THE PROBLEM
Look through the records, and whenever a line includes the word "subtitle", copy it.

** Opening DATASET EXCERPTS block **

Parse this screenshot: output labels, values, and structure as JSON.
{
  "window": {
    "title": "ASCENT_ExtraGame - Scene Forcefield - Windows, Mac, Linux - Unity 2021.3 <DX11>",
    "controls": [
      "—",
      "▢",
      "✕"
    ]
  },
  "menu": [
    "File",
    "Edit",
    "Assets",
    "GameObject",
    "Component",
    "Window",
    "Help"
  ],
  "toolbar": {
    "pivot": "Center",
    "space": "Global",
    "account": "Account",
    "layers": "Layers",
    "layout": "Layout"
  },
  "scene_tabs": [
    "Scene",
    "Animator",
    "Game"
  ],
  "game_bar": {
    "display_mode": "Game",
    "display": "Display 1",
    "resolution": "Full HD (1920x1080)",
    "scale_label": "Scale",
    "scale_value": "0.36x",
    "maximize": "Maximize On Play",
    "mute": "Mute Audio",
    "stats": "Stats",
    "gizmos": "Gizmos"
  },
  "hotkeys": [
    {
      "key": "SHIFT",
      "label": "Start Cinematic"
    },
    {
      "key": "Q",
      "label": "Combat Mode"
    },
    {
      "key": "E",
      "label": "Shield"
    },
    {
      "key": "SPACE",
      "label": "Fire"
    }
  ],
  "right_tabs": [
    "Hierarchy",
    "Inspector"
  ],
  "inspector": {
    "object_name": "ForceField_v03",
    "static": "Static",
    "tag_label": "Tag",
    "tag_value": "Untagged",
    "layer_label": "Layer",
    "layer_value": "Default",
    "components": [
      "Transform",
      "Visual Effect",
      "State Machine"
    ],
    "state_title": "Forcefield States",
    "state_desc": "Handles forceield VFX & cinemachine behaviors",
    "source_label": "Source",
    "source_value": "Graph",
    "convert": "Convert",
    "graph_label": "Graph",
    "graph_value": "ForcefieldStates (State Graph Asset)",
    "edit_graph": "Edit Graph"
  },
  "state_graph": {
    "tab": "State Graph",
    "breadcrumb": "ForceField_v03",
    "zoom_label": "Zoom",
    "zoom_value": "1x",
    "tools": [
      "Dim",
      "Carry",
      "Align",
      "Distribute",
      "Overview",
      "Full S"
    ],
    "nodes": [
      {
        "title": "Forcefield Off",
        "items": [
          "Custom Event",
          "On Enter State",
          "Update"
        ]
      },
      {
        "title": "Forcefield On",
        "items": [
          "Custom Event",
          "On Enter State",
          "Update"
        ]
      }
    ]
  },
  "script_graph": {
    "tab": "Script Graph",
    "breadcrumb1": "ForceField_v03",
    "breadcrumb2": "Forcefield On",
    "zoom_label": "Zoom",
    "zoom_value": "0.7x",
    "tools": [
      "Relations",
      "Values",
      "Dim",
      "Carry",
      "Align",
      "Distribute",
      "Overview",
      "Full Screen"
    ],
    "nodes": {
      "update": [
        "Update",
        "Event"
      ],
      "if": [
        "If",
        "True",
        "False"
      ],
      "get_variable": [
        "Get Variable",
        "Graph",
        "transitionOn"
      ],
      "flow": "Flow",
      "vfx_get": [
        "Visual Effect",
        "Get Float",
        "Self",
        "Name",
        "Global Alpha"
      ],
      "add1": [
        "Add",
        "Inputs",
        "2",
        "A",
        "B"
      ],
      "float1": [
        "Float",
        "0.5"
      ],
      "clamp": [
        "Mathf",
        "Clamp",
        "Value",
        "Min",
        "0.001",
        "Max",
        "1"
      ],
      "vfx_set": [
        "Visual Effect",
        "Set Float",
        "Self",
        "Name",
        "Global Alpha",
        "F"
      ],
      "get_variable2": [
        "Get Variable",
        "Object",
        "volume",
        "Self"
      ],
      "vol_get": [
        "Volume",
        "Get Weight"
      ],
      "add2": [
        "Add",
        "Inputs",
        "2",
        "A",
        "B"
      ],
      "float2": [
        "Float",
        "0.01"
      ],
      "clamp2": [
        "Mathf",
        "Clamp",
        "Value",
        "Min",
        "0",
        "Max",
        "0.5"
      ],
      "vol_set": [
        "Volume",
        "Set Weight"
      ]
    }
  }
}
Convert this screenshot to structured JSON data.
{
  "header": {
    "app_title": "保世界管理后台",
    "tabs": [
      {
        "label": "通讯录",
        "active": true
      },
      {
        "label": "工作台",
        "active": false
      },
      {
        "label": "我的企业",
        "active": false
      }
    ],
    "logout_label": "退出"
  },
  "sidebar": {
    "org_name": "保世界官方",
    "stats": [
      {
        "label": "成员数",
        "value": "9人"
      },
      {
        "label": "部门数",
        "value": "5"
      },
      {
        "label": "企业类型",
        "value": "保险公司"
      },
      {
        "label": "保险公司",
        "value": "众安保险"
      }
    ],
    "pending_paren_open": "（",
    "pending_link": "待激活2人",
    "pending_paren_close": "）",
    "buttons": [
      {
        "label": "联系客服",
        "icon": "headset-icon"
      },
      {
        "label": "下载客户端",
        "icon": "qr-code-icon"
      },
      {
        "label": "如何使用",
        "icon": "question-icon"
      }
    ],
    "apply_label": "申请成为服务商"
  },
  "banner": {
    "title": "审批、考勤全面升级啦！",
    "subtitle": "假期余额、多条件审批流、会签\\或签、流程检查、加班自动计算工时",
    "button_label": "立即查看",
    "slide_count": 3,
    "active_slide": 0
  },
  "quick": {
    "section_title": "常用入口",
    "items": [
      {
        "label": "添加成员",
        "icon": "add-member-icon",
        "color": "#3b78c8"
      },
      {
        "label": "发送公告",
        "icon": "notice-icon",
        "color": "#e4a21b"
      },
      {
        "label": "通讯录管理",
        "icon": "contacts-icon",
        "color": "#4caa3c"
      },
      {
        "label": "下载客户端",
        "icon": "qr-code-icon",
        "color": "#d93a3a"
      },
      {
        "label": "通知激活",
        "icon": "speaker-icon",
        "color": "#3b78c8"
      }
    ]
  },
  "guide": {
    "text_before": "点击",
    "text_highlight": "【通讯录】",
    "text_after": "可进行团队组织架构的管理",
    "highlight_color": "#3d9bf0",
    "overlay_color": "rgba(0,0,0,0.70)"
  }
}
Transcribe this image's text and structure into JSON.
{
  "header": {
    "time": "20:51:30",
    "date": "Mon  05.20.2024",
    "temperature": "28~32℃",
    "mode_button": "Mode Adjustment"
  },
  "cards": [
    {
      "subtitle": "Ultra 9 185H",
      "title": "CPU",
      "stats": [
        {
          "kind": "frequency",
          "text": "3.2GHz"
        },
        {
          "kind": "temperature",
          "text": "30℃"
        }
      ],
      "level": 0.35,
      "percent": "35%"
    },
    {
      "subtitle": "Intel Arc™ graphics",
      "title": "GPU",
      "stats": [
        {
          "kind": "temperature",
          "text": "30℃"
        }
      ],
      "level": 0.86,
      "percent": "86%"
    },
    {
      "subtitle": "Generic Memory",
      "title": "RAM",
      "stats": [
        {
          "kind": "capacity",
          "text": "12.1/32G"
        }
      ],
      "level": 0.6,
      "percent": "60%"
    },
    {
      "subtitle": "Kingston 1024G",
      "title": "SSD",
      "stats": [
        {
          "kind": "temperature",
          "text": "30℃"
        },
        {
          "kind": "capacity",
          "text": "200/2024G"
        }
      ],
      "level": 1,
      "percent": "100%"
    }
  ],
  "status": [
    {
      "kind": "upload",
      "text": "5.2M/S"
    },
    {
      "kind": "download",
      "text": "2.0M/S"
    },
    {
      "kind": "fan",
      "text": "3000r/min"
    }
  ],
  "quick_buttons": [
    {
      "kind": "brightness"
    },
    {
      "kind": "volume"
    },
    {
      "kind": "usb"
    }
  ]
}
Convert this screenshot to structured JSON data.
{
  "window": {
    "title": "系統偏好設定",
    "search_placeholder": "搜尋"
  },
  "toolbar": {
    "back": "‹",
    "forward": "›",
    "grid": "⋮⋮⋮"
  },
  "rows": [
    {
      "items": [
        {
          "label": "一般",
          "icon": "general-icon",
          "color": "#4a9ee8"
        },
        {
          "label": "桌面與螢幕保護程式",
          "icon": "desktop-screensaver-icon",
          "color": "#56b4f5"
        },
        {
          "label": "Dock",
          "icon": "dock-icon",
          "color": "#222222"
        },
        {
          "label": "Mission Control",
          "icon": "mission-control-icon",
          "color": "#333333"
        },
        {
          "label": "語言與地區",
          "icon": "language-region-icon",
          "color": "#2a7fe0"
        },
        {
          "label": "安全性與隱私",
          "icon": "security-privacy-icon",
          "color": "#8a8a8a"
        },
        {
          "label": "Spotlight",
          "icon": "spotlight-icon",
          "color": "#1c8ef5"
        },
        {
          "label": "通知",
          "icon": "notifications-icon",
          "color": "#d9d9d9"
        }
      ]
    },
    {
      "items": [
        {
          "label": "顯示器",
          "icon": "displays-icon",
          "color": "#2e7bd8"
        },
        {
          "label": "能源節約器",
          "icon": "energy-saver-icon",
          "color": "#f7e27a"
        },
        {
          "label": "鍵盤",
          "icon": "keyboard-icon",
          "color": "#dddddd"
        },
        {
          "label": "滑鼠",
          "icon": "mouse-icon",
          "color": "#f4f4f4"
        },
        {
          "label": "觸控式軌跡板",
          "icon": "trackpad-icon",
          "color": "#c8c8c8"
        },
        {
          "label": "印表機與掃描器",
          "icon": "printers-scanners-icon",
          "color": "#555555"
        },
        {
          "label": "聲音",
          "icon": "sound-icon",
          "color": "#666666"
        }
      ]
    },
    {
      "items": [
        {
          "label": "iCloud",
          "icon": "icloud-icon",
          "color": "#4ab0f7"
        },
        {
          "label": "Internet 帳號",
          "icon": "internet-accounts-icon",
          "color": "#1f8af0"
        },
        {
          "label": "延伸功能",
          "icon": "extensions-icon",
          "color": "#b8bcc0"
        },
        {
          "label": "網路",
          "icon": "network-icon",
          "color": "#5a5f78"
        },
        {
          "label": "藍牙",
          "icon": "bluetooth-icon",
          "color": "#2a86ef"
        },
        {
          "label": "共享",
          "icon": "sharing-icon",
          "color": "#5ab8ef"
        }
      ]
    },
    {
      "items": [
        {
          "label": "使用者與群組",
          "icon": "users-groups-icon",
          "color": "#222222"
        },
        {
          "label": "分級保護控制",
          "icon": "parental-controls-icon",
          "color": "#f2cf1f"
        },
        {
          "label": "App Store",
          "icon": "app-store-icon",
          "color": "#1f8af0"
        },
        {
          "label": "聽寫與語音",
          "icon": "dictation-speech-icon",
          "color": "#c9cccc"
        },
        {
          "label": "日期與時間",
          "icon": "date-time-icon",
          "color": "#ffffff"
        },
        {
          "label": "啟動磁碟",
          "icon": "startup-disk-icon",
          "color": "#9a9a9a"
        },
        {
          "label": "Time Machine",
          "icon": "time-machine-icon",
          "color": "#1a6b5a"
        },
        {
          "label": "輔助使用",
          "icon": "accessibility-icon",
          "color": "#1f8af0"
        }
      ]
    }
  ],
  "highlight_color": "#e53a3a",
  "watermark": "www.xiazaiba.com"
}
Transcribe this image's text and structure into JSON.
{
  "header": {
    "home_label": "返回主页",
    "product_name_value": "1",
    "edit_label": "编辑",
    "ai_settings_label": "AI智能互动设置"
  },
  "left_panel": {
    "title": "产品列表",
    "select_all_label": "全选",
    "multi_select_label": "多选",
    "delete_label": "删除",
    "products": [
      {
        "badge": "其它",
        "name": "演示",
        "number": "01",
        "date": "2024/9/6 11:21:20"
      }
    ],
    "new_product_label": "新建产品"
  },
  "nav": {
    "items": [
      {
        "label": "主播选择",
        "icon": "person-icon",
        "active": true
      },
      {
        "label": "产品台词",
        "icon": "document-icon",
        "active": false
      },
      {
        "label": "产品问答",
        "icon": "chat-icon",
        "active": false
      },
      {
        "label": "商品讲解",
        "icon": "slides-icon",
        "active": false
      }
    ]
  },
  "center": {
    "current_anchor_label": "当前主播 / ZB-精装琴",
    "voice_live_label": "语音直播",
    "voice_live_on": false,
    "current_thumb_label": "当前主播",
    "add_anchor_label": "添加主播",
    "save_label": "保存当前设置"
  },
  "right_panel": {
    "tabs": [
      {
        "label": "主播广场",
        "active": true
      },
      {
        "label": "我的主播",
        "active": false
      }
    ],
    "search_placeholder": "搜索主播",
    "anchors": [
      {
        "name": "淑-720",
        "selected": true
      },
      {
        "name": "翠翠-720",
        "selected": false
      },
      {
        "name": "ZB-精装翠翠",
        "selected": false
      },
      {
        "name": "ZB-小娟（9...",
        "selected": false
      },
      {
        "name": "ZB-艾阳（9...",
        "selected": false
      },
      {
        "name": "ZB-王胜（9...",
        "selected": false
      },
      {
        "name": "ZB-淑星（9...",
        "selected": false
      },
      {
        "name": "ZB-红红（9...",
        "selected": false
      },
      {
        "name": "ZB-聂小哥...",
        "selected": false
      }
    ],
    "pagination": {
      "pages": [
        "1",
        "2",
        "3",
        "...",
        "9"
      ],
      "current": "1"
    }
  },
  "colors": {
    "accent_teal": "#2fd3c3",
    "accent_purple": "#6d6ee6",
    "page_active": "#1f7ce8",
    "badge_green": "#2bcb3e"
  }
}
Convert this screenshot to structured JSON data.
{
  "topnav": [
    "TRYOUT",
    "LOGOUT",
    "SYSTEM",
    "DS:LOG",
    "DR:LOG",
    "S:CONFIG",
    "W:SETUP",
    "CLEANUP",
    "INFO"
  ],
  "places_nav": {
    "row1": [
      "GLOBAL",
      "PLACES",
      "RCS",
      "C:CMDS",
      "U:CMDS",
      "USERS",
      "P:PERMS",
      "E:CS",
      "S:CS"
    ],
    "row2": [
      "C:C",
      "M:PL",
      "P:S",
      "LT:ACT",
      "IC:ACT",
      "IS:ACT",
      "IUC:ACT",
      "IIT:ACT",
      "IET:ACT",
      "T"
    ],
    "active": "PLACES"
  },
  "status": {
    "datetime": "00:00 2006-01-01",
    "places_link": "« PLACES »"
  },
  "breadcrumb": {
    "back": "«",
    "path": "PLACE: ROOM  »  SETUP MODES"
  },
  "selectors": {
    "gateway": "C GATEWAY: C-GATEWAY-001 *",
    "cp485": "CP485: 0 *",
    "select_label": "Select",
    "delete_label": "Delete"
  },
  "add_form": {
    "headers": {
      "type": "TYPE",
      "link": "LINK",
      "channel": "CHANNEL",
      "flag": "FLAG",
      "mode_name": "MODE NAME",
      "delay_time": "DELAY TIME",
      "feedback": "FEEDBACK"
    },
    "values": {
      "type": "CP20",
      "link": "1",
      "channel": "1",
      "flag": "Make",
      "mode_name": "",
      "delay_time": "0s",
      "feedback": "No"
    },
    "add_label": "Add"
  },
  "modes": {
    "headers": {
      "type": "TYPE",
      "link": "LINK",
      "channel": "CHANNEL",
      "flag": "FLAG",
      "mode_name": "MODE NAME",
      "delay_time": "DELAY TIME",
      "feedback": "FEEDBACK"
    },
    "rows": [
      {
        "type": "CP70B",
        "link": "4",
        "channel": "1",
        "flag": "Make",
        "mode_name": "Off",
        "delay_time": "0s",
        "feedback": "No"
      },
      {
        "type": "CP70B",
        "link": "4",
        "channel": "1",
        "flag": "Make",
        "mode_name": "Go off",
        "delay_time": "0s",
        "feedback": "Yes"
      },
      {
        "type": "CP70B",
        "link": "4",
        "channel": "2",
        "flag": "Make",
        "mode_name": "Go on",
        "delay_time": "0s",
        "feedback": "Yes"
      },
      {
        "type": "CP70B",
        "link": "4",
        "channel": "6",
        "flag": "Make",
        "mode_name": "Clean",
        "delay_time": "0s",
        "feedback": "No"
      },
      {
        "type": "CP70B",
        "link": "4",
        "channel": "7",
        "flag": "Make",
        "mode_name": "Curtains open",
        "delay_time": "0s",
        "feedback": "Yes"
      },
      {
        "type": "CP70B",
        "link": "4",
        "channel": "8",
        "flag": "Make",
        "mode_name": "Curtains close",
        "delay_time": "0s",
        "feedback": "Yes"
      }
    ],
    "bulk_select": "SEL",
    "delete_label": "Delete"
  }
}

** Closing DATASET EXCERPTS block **

EXERCISE OUTPUT
    "subtitle": "假期余额、多条件审批流、会签\\或签、流程检查、加班自动计算工时",
      "subtitle": "Ultra 9 185H",
      "subtitle": "Intel Arc™ graphics",
      "subtitle": "Generic Memory",
      "subtitle": "Kingston 1024G",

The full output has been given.